"When Phil Romano opens a new concept, it's as if he's producing a Broadway show," David Swinghamer of the New York consulting firm Tabla and Eleven Madison Park recently told Nation's Restaurant News. "Everything has to be in exactly the right place."
As if things weren't going well enough, Romano hit another gold mine in 1986 after a couple of doctor friends convinced him to join them as investment partners in a newly invented stent that could be implanted by surgeons and keep the collapsed arteries of heart patients open. Despite repeated warnings from financial advisers that he stick with opportunities he knew something about, Romano bought in for 30 percent. "We eventually sold the stent to Johnson & Johnson for $10 million and royalties," he says. At last count, he'd earned more than $160 million from that investment.
Lest his story sound like pure storybook fantasy, it should be noted that there was a dark time in the San Antonio phase of Romano's life. In 1989, doctors diagnosed a cancerous growth on his appendix. Following surgery, the then-42-year-old underwent chemotherapy treatments that caused his hair to fall out. "I didn't tell anyone about the cancer, not even my parents," he says. "Anyone who asked what had happened to the ponytail I wore at the time was told that I'd shaved my head after losing a bet."
The experience, he admits, triggered a drastic change in his life. Once assured he was cancer-free, Romano told his wife, Lydia, to whom he'd been married for 26 years, that he wanted a divorce. "I'd spent a lot of years doing what others wanted me to," he admits, "and I had just reached a point where I no longer wanted to be married.
"I left San Antonio and moved to Dallas to start another new life," he says. Once again, Phil Romano was reinventing himself. He would hit town as the free-spirited CEO of Romano Concepts and creative consultant and joint venture partner of Brinker International.
Only the free-spirited part would be short-lived. While visiting California, he met 21-year-old Lillie Triche, a recent graduate of Louisiana State University who was managing a Fuddruckers. Soon, a serious courtship, helped along when he had a Porsche delivered to her home, was under way. They were married at The Mansion on Turtle Creek in 1993, and three years later son Sam was born.
Romano, realizing that there would be those quick to chide him for having a child at such a late stage in life and wishing to beat them to the punch, began wearing a custom-made T-shirt that carried the message, "I'm NOT the grandfather."
For the moment, however, the man who has started more than 25 eating places in his 40-year career, who knows that people in 43 states and eight foreign countries frequent restaurants he inspired, is clearly comfortable in a part of today's society most choose to ignore. In a few minutes, it will be time to leave. Yet the man who needs constant reminding of the nonstop schedule he keeps seems in no hurry.
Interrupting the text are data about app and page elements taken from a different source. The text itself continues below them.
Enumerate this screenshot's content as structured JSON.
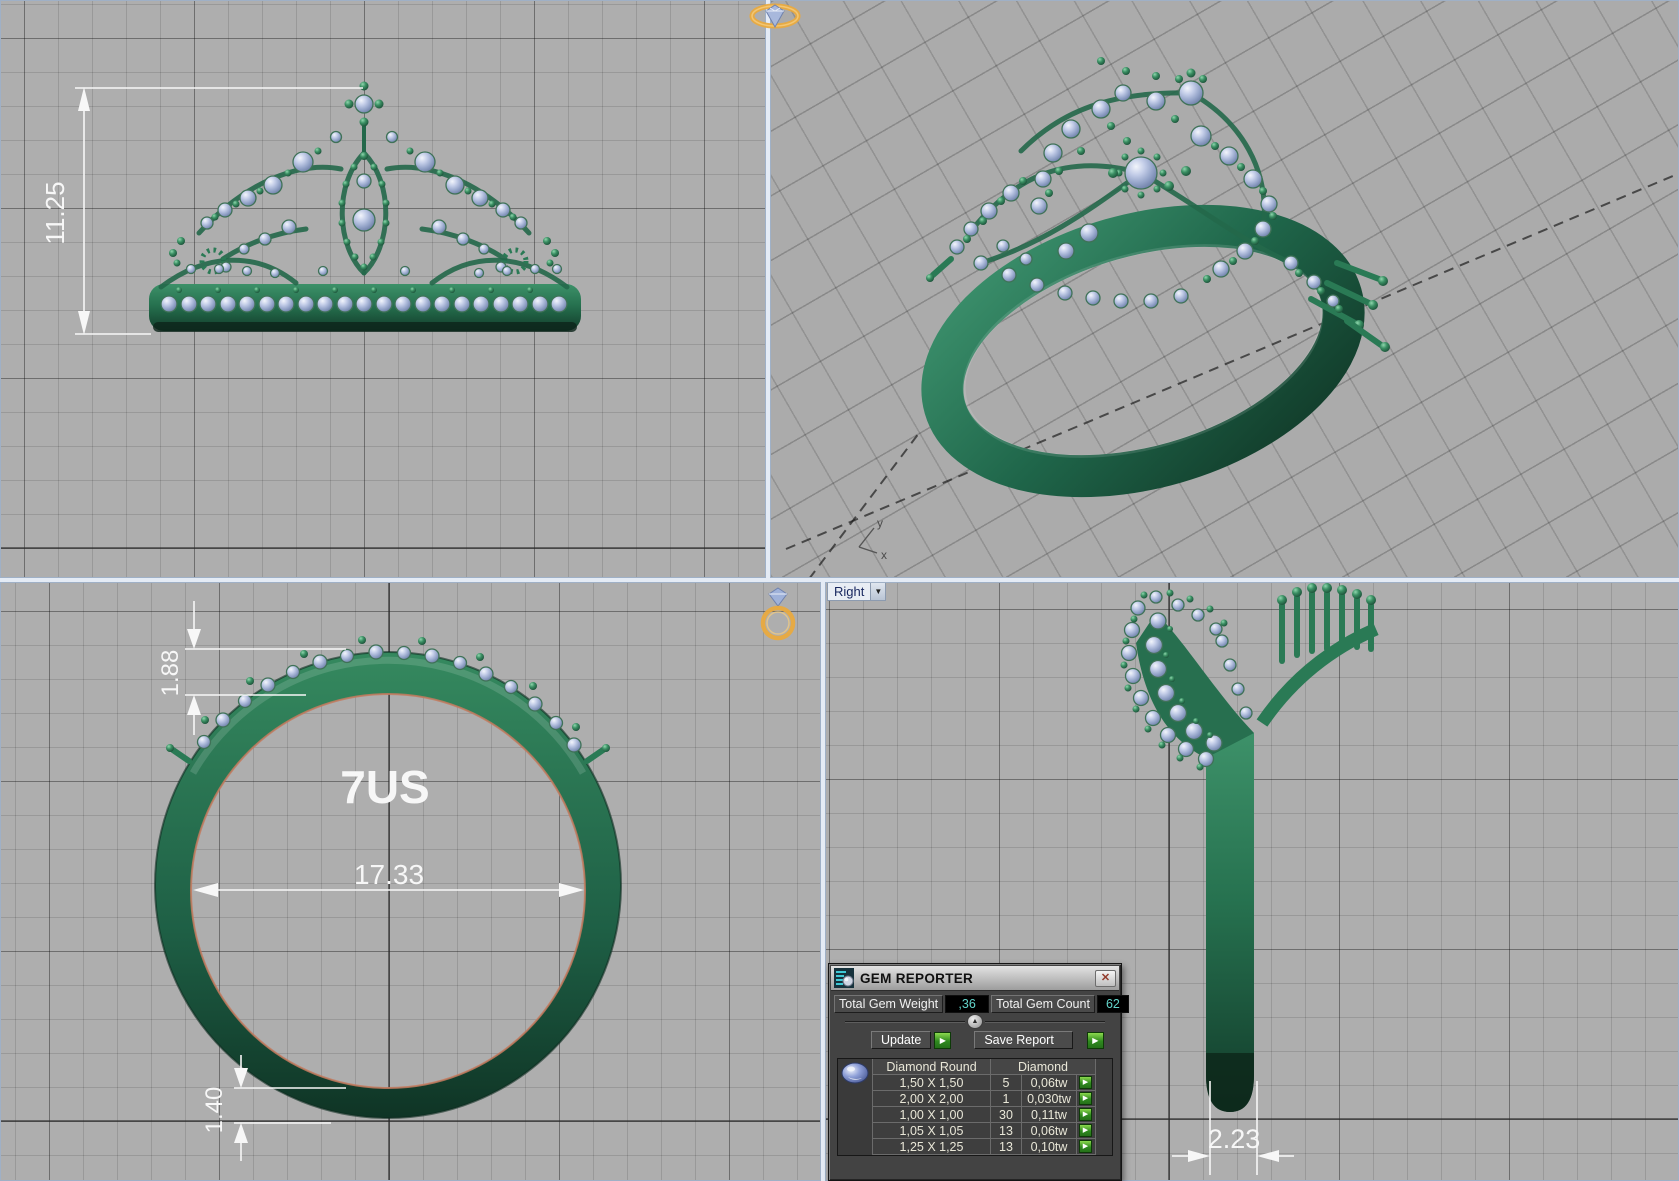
{
  "viewports": {
    "front": {
      "dim_height": "11.25"
    },
    "perspective": {
      "axis_y": "y",
      "axis_x": "x"
    },
    "side": {
      "ring_size": "7US",
      "dim_diameter": "17.33",
      "dim_top_thickness": "1.88",
      "dim_bottom_thickness": "1.40"
    },
    "right": {
      "label": "Right",
      "dim_band_width": "2.23"
    }
  },
  "icons": {
    "dropdown": "▼",
    "play": "▶",
    "close": "✕",
    "collapse": "▲"
  },
  "gem_reporter": {
    "title": "GEM REPORTER",
    "fields": {
      "weight_label": "Total Gem Weight",
      "weight_value": ",36",
      "count_label": "Total Gem Count",
      "count_value": "62"
    },
    "buttons": {
      "update": "Update",
      "save_report": "Save Report"
    },
    "table": {
      "headers": {
        "cut": "Diamond Round",
        "material": "Diamond"
      },
      "rows": [
        {
          "size": "1,50 X 1,50",
          "count": "5",
          "weight": "0,06tw"
        },
        {
          "size": "2,00 X 2,00",
          "count": "1",
          "weight": "0,030tw"
        },
        {
          "size": "1,00 X 1,00",
          "count": "30",
          "weight": "0,11tw"
        },
        {
          "size": "1,05 X 1,05",
          "count": "13",
          "weight": "0,06tw"
        },
        {
          "size": "1,25 X 1,25",
          "count": "13",
          "weight": "0,10tw"
        }
      ]
    }
  },
  "colors": {
    "metal_green": "#2e8160",
    "gem_blue": "#b9c6e2",
    "accent_orange": "#e9aa3f",
    "value_teal": "#63d5cb",
    "button_green": "#2f8a1f"
  }
}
Out of the corner of an eye he notices a car pulling into the parking lot and watches as a neatly dressed man gets out and walks hurriedly toward the van's service line. A frown begins to form as Romano sees the man speak to the volunteer who is ladling soup. "What the hell? Is this guy just stopping by for a free meal?" Romano asks.
Seconds later, his question is answered. The man turns away from the van and walks in his direction, hand extended. "Sir," he says, "you probably don't remember me, but two months ago, I was down on my luck and was one of those standing in that line over there. I just wanted to come by and tell you that things are better now. I've got me a good job, got me a car..."
Now Romano is smiling.
"...and," the visitor continues, "it dawned on me that I never properly thanked you for what you did for me."
That, explains Lillie Romano, is her husband's payoff for his latest brainchild. "You know," she says, "most nights he sleeps restlessly, usually for only four or five hours. On Wednesdays, though, things are different." On that night, she says, he sleeps soundly.